I have a single radiator (central heating type) of size 70cm*75cm, circa
1976, that I need to replace. It is in a small bathroom and was wondering
what wattage output it was likely to give. Does anyone know or know a
formula to calculate it?
In article , DUMBO
Courtesy of John Stumbles 17 Jan, 00:32
Subject: Radiator output formula and finless rad specs
After a bit of firkling around with Myson & Kudox radiator output specs
found a formula which gives a reasonable approximation so one can
calculate output from dimensions (and v.v.)
Heat Output = (Height + 12) * Length * FACTOR
(Watts) (cm) (cm)
where FACTOR is (for Delta-T 50°C) * 0.13 for SC
* 0.19 for DP
* 0.24 for DC
might be useful to be able to calculate the output of
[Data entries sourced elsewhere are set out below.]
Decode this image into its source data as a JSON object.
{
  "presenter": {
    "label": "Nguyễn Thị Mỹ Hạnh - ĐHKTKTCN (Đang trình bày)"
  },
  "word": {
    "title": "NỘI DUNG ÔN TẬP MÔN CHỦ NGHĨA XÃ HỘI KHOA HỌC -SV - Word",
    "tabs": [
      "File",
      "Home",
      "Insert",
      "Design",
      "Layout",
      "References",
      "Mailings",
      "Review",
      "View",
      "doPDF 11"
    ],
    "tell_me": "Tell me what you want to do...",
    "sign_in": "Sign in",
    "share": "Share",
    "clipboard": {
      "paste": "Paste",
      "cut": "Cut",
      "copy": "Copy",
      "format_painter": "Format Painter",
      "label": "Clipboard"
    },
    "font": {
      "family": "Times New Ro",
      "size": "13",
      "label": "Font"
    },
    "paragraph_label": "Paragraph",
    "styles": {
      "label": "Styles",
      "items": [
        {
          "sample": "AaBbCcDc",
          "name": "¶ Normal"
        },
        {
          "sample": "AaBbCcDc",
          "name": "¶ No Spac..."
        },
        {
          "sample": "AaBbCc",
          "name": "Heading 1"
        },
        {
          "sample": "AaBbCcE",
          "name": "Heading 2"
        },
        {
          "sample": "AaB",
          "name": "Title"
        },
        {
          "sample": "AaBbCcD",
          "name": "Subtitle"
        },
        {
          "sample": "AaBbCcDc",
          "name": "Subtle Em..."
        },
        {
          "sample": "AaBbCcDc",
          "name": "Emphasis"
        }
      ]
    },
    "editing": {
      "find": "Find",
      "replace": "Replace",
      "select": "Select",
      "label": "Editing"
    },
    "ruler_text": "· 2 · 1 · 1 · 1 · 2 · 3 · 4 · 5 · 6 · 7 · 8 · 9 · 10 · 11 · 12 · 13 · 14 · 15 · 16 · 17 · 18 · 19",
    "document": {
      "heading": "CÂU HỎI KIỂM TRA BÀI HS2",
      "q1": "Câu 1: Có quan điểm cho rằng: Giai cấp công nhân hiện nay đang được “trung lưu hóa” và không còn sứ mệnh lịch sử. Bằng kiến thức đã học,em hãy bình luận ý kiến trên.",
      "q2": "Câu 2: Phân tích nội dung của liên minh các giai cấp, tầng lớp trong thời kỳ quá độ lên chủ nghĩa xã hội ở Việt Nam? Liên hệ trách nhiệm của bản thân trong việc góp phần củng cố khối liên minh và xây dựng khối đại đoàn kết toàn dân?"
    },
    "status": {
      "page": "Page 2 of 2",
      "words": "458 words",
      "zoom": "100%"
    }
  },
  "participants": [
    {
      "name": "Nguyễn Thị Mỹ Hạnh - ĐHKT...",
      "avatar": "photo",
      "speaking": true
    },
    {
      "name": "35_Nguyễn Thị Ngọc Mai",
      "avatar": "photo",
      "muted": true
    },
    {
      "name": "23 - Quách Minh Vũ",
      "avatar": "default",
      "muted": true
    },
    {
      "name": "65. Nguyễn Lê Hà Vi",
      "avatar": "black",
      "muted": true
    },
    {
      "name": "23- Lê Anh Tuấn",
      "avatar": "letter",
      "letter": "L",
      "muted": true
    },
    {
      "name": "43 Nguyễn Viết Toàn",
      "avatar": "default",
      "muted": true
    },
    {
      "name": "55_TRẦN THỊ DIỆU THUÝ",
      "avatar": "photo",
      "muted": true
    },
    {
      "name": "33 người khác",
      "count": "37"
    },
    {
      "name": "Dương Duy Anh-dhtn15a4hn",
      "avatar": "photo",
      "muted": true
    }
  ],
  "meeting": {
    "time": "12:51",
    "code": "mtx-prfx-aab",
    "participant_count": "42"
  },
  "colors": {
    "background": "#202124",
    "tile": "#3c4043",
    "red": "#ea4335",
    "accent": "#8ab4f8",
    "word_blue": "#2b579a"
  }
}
radiators without convection fins. Anyone have any data sheets on these?
 or at least, marginally interesting :-)
In article ,
You need to watch out for the average temperature which is claimed
to generate the specified power, and then correct for real values
(or if comparing, ensure the two datasheets are using the same value
for average temperature). When I was designing my system, some of
the manufacturer data sheets had small print saying values were at
80C average temperature. Not even a conventional system is likely
to ever reach that, as that's typically the maximum flow temperature.
(They're usually given as the delta, i.e. difference between room
temperature and average radiator temperature, so a delta of 60C
would typically be a room temperature of 20C + 60C delta = 80C
average radiator temperature, which just isn't realistic.)
In an earlier contribution to this discussion,
Assuming it has no fins on the back, a reasonable rule of thumb would be
1280 watts /M^2 at a Delta-T of 60 degC.
For the size quoted, this would equate to about 670 watts.
If your system is running at a lower Delta-T than this, the output will need
to be downrated. For example, at a Delta-T of 50 degC it would be about 530